(c) The findings and any preliminary order will be effective 30 days after receipt by the respondent (or the respondent’s legal counsel if the respondent is represented by counsel), or on the compliance date set forth in the preliminary order, whichever is later, unless an objection and/or a request for hearing has been timely filed as provided at § 1983.106. However, the portion of any preliminary order requiring reinstatement will be effective immediately upon the respondent’s receipt of the findings and the preliminary order, regardless of any objections to the findings and/or the order.


[77 FR 40503, July 10, 2012, as amended at 86 FR 1791, Jan. 11, 2021]


Subpart B – Litigation

§ 1983.106 Objections to the findings and the preliminary order and requests for a hearing.
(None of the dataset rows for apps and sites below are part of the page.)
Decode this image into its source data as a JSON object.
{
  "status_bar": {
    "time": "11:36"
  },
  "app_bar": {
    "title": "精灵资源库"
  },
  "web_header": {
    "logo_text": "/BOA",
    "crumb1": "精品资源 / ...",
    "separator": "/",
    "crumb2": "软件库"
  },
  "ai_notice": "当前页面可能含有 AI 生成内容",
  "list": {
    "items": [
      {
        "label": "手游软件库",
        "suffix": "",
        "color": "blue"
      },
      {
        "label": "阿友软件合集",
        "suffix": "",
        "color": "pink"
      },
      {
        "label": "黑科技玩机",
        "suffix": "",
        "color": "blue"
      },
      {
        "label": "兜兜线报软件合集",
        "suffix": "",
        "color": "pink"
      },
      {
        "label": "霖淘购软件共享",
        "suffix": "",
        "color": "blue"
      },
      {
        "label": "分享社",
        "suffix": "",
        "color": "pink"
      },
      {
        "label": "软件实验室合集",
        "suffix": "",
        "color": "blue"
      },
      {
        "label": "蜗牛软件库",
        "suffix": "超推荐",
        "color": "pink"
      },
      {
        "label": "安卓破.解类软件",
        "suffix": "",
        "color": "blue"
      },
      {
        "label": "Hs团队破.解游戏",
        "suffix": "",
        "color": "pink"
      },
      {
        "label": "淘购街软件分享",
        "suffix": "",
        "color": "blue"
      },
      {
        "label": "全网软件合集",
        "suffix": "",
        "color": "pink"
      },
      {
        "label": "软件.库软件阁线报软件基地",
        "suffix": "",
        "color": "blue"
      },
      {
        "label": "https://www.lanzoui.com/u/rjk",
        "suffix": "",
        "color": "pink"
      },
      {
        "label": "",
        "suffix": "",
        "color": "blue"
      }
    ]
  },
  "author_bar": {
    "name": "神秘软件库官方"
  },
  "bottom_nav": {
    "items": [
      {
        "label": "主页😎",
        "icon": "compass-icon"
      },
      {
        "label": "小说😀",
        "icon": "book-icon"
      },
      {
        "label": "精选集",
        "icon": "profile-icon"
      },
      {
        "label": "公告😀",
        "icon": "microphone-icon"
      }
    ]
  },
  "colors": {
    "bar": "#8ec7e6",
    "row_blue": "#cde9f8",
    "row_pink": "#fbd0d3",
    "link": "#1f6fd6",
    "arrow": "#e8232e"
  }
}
(a) Any party who desires review, including judicial review, of the findings and/or preliminary order, or a respondent alleging that the complaint was frivolous or brought in bad faith who seeks an award of attorney’s fees under CPSIA, must file any objections and/or a request for a hearing on the record within 30 days of receipt of the findings and preliminary order pursuant to § 1983.105. The objections, request for a hearing, and/or request for attorney’s fees must be in writing and state whether the objections are to the findings, the preliminary order, and/or whether there should be an award of attorney’s fees. The date of the postmark, facsimile transmittal, or electronic transmittal is considered the date of filing; if the objection is filed in person, by hand-delivery or other means, the objection is filed upon receipt. Objections must be filed with the Chief Administrative Law Judge, U.S. Department of Labor, in accordance with 29 CFR part 18, and copies of the objections must be served at the same time on the other parties of record, the OSHA official who issued the findings and order, the Assistant Secretary, and the Associate Solicitor, Division of Fair Labor Standards, U.S. Department of Labor.


(b) If a timely objection is filed, all provisions of the preliminary order will be stayed, except for the portion requiring preliminary reinstatement, which will not be automatically stayed. The portion of the preliminary order requiring reinstatement will be effective immediately upon the respondent’s receipt of the findings and preliminary order, regardless of any objections to the order. The respondent may file a motion with the Office of Administrative Law Judges for a stay of the Assistant Secretary’s preliminary order of reinstatement, which shall be granted only based on exceptional circumstances. If no timely objection is filed with respect to either the findings or the preliminary order, the findings and/or the preliminary order will become the final decision of the Secretary, not subject to judicial review.